"A Prophet" meticulously blends the worlds of prison and organised crime. An intriguing and unique makeup of many cultures are carefully observed through the eyes of our protagonist, and his story brokers a high level of tension and suspense, as he deals with dangerous people in dangerous places. We are transfixed by his brutal transformation, as he rises to power in an eternal state of illusion. A truly arresting experience, this distinguished crime classic is masterful.
Broken EmbracesAnne Murphy
Harry Caine, a blind writer, reaches this moment in time when he has to heal his wounds from 14 years back.
A film-maker has made a film where the central character is a film-maker; hence a movie is created within this movie. "Broken Embraces" is a multi-layered exploration of love, passion and deception. A tantalising production, stylish to the point of being stylised, this is truly sophisticated viewing. A elaborate timeline is used to deconstruct the typical sequence of events. Questioning where a tale begins or ends, the editor is empowered to determine the story.
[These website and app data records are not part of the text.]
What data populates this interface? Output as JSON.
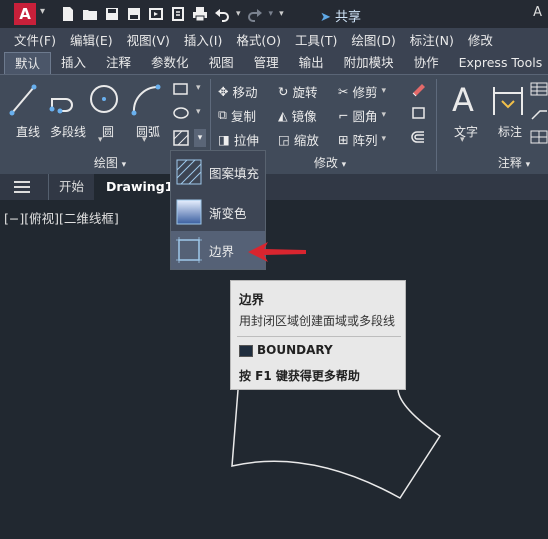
{
  "qat": {
    "app_letter": "A",
    "share_label": "共享",
    "right_letter": "A"
  },
  "menubar": {
    "items": [
      "文件(F)",
      "编辑(E)",
      "视图(V)",
      "插入(I)",
      "格式(O)",
      "工具(T)",
      "绘图(D)",
      "标注(N)",
      "修改"
    ]
  },
  "tabs": {
    "items": [
      "默认",
      "插入",
      "注释",
      "参数化",
      "视图",
      "管理",
      "输出",
      "附加模块",
      "协作",
      "Express Tools"
    ],
    "active_index": 0
  },
  "ribbon": {
    "draw_tools": [
      "直线",
      "多段线",
      "圆",
      "圆弧"
    ],
    "draw_panel_label": "绘图",
    "modify_rows": [
      [
        "移动",
        "旋转",
        "修剪"
      ],
      [
        "复制",
        "镜像",
        "圆角"
      ],
      [
        "拉伸",
        "缩放",
        "阵列"
      ]
    ],
    "modify_panel_label": "修改",
    "annotate_tools": [
      "文字",
      "标注"
    ],
    "annotate_panel_label": "注释"
  },
  "doc_tabs": {
    "start_label": "开始",
    "current_label": "Drawing1*"
  },
  "viewport": {
    "label": "[−][俯视][二维线框]"
  },
  "dropdown": {
    "items": [
      "图案填充",
      "渐变色",
      "边界"
    ],
    "selected_index": 2
  },
  "tooltip": {
    "title": "边界",
    "description": "用封闭区域创建面域或多段线",
    "command": "BOUNDARY",
    "help": "按 F1 键获得更多帮助"
  },
  "colors": {
    "canvas": "#212830",
    "arrow": "#d9252f",
    "app_red": "#c8203a"
  }
}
Embrace with enthusiasm.
Bright StarWendy Slevison
Based on the romance between 19th century poet John Keats and Fanny Brawne.
There are two 'bright stars' in this exquisite film - the leading lady, with her flawless performance, and the poetry, which will have viewers searching for their high school poetry books seeking to revisit the works of the romantic poets. This beautifully filmed glimpse into lives 190 years ago succeeds due to the stunningly simple way it tells its story of an intense and yet ultimately doomed love. Shakespearian in its tragedy, "Bright Star" is exceptional movie-making... a leading light not to be missed.